    Worried that an abusive ex may upload intimate images of you to social media? Facebook may have a solution for you, though maybe not in the way you expect. The company is testing a feature in Australia that lets users send their images to themselves on Messenger, allowing the platform to store the images' digital footprints and prevent anyone else from uploading them in the future. While this feature may set all your danger instincts on high alert, the company says that it isn't actually storing your images (which are secured by end-to-end encryption) but rather their hash values or links. Facebook then uses the photo-matching...

  • Facebook evens the playing field by discontinuing ‘dark posts’

    At the end of October, Facebook broke the news that it planned to introduce a new advertising feature that would lead to any paid posts run by brands becoming readily visible to anyone who visited the page. What this effectively means is the end of the concept known as "dark posts", which allowed brands to choose not to publish specific pieces of content organically to their page, but instead, only promote them to a highly specific audience via paid budget amplification. Although the change comes as a direct response from Facebook to combat unfair paid political tactics on social media channels,...

  • Facebook has more duplicate accounts than Snapchat has users

    Facebook's userbase is a curious number. Not only is it the largest of any social network on the planet at 2.07-billion users per month, it also has more duplicate accounts than Snapchat has users. The company's earning report, released Wednesday, announced a spike of over 60-million users in Q3 2017. Daily active users are also up, now tipping the 1.4-billion mark. But lurking within these numbers are some 207-million duplicate accounts. "This quarter, we implemented a new methodology to help identify duplicate accounts," noted CFO David Wehner in an earnings call. "As a result, we increased our estimates for duplicate accounts to approximately...

  • Facebook’s AI led to the wrongful arrest of a Palestinian man

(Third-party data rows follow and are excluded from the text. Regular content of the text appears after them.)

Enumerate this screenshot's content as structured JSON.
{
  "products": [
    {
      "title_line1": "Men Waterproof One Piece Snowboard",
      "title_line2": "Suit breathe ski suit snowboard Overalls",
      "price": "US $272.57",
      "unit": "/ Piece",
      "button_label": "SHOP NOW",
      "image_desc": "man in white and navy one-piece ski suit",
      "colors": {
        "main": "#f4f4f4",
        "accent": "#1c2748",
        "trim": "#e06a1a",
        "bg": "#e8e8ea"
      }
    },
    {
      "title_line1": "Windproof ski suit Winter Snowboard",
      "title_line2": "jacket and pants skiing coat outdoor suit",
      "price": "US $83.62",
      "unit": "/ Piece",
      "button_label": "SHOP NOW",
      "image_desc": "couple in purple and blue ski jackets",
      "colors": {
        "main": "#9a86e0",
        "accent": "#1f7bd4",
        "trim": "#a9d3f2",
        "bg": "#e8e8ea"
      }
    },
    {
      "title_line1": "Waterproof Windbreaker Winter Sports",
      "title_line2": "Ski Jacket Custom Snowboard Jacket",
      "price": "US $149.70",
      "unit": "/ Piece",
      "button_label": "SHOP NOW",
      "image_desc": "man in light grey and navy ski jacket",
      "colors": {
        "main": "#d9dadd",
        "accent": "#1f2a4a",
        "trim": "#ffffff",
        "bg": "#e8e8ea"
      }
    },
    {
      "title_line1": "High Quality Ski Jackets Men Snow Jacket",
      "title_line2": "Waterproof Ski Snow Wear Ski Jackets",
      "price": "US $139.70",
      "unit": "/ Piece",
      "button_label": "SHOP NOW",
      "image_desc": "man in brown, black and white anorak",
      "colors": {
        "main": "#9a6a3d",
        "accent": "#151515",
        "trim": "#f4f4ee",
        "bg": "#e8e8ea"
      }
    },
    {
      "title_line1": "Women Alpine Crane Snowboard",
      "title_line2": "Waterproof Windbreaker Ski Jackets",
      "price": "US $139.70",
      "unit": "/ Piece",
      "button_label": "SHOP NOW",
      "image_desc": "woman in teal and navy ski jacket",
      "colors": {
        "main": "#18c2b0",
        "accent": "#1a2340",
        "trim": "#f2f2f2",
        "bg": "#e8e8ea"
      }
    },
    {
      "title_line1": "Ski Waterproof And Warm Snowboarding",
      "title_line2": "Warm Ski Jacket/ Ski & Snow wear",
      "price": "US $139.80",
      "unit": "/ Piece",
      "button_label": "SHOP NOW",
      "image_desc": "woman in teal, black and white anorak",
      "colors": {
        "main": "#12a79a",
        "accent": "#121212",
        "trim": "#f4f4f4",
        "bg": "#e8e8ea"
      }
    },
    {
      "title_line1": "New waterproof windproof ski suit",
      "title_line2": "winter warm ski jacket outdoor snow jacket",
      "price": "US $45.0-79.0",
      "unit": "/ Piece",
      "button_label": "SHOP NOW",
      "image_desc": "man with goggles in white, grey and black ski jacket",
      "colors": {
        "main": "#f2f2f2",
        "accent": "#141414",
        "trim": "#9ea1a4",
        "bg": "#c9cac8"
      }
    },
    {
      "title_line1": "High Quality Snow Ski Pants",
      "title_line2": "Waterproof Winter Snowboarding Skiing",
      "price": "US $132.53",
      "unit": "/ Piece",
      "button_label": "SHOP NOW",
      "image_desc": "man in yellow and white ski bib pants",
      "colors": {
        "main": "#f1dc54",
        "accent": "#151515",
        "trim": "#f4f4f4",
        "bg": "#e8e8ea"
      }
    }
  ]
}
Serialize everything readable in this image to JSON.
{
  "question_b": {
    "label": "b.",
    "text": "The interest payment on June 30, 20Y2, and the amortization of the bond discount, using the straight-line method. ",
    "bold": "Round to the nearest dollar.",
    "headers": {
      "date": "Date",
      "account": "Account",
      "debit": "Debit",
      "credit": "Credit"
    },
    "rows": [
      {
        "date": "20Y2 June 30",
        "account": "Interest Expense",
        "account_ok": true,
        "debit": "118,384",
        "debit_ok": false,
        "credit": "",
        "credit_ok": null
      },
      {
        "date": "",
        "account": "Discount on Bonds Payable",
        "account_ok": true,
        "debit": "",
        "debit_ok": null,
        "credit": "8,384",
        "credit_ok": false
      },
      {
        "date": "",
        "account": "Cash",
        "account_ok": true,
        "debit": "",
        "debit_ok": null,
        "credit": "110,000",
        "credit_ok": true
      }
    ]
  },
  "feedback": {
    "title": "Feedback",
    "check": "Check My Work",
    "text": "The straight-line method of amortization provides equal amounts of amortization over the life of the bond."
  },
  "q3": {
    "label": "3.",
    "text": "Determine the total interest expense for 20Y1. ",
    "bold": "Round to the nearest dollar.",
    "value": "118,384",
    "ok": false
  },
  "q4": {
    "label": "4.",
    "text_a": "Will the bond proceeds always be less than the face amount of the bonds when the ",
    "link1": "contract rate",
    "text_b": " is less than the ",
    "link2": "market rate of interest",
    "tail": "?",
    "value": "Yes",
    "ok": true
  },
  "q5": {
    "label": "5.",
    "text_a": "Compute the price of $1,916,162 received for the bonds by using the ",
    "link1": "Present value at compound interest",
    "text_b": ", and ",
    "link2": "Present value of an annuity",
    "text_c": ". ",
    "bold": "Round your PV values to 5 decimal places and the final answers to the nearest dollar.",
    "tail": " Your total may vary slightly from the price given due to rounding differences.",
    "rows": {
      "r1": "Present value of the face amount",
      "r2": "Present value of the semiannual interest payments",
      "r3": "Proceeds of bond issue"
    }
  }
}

    Facebook has been touting its artificial-intelligence services as a way to quickly identify those promoting terrorist content on the platform, but not all of these services are as foolproof as the company would have us believe. Last week, Israeli police arrested a Palestinian construction worker when Facebook's translation tool mistakenly translated the Arabic for "good morning" to "attack them" in Hebrew, and "hurt them" in English, according to Gizmodo. Police were notified of the post, and were suspicious of the accompanying image that showed the worker leaning on a bulldozer, which has been used as a weapon in previous terrorist attacks. No Arabic-speaking police officer...

  • Don’t expect a separate Facebook tab for friends’ posts any time soon

    Facebook has been testing a feature that separates friends' posts from public pages' in six countries, but it says there are no current plans to roll the test out further. The test is a response to user complaints about clogged News Feeds that are now filled with the likes of memes and recipe videos rather than friends' personal updates. In Sri Lanka, Bolivia, Slovakia, Serbia, Guatemala, and Cambodia, Facebook currently has two tabs: one for the common News Feed, which is purely personal posts from friends, and one called Explore, with posts from pages. This "Explore" tab is different in other parts of the world,...

  • Videos of little girl robbing women in Cape Town goes viral on Facebook

    Two videos of a little girl coerced into stealing items from shoppers' handbags in Cape Town have gone viral on Facebook. Published on 19 October by Facebook user Tyron-Nicklaus Norman, the two clips have since accumulated a combined 1.6-million views with an additional 21 000 shares. In the post, Norman explains the circumstances of the second video in which his wife was a victim. "Hi everyone, My wife was a victim of pick pocketing this evening. The part that is most sickening is that it was a little girl that did it," he writes. "She was being forced by a grown up woman...